(RAW DATA Opens)

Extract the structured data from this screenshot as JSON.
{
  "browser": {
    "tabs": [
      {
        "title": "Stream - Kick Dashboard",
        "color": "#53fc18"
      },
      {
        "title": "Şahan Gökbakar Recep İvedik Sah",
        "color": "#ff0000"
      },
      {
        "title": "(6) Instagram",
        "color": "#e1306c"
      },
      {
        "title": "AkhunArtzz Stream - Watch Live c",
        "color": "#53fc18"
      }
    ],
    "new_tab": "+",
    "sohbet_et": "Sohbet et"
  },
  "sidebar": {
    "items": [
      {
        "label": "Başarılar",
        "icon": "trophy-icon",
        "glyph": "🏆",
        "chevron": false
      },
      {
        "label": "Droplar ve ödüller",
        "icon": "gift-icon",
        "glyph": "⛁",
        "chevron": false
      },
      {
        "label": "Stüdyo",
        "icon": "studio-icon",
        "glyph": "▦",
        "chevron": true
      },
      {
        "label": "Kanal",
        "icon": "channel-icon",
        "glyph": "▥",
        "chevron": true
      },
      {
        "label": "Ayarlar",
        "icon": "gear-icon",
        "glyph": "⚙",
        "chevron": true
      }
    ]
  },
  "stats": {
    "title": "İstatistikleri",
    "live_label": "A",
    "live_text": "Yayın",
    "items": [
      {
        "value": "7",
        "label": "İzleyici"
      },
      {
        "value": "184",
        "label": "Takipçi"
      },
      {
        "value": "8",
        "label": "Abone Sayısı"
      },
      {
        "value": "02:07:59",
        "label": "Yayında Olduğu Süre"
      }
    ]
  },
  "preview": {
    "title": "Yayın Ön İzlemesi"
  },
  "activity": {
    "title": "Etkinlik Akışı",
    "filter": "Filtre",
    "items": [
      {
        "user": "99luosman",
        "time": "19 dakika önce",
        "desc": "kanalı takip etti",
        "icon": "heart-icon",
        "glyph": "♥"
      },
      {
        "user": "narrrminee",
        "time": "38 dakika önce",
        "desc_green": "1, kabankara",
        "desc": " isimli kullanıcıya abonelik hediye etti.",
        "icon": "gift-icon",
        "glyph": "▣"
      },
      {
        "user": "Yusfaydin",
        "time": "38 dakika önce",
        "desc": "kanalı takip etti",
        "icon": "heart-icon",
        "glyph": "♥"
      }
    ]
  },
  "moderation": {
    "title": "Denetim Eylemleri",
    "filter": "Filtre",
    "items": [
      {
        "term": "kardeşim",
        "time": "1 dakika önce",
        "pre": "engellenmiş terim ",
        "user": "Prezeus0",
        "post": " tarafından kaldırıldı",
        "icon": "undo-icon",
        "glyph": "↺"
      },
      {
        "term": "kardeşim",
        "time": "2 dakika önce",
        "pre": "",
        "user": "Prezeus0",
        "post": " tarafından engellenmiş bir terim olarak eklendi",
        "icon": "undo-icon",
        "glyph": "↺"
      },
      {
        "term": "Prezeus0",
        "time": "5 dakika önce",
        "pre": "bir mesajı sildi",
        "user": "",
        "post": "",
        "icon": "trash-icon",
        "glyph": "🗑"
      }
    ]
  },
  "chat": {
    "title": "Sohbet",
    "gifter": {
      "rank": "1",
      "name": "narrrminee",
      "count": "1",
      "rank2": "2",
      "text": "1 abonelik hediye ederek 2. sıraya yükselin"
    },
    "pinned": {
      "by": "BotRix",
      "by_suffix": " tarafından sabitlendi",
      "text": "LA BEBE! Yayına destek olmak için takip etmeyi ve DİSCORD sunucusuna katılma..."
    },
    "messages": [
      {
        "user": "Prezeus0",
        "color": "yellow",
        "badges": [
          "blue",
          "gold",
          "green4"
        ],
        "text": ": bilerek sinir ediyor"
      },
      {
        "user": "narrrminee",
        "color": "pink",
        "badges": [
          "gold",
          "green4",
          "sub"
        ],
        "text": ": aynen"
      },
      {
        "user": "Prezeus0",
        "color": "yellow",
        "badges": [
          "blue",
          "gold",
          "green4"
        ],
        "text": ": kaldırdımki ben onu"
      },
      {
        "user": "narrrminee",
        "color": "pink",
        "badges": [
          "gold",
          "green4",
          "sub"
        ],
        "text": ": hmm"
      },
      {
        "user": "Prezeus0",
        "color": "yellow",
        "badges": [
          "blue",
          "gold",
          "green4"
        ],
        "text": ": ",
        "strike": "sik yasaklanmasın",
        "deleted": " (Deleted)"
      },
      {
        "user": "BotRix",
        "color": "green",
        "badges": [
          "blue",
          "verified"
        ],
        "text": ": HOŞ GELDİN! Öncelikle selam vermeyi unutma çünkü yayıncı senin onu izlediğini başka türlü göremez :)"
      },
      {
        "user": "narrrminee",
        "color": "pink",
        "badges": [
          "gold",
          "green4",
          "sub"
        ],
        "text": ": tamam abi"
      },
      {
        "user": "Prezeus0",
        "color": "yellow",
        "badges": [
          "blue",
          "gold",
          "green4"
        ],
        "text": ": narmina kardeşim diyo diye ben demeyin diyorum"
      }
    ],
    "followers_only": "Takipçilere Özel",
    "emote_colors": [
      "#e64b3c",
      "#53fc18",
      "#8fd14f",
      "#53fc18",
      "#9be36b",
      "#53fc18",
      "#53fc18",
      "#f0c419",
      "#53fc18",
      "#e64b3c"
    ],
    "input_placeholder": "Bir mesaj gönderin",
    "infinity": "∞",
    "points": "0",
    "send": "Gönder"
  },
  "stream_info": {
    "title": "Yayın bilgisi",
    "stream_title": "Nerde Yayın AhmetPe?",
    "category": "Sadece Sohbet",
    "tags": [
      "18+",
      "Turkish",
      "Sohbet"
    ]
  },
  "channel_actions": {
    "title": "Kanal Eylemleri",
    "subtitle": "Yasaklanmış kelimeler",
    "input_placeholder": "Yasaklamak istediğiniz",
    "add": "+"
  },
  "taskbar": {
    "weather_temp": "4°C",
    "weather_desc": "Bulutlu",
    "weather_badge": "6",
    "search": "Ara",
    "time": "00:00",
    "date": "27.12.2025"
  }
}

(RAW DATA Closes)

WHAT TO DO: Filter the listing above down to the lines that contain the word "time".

THE ANSWER:
        "time": "19 dakika önce",
        "time": "38 dakika önce",
        "time": "38 dakika önce",
        "time": "1 dakika önce",
        "time": "2 dakika önce",
        "time": "5 dakika önce",
    "time": "00:00",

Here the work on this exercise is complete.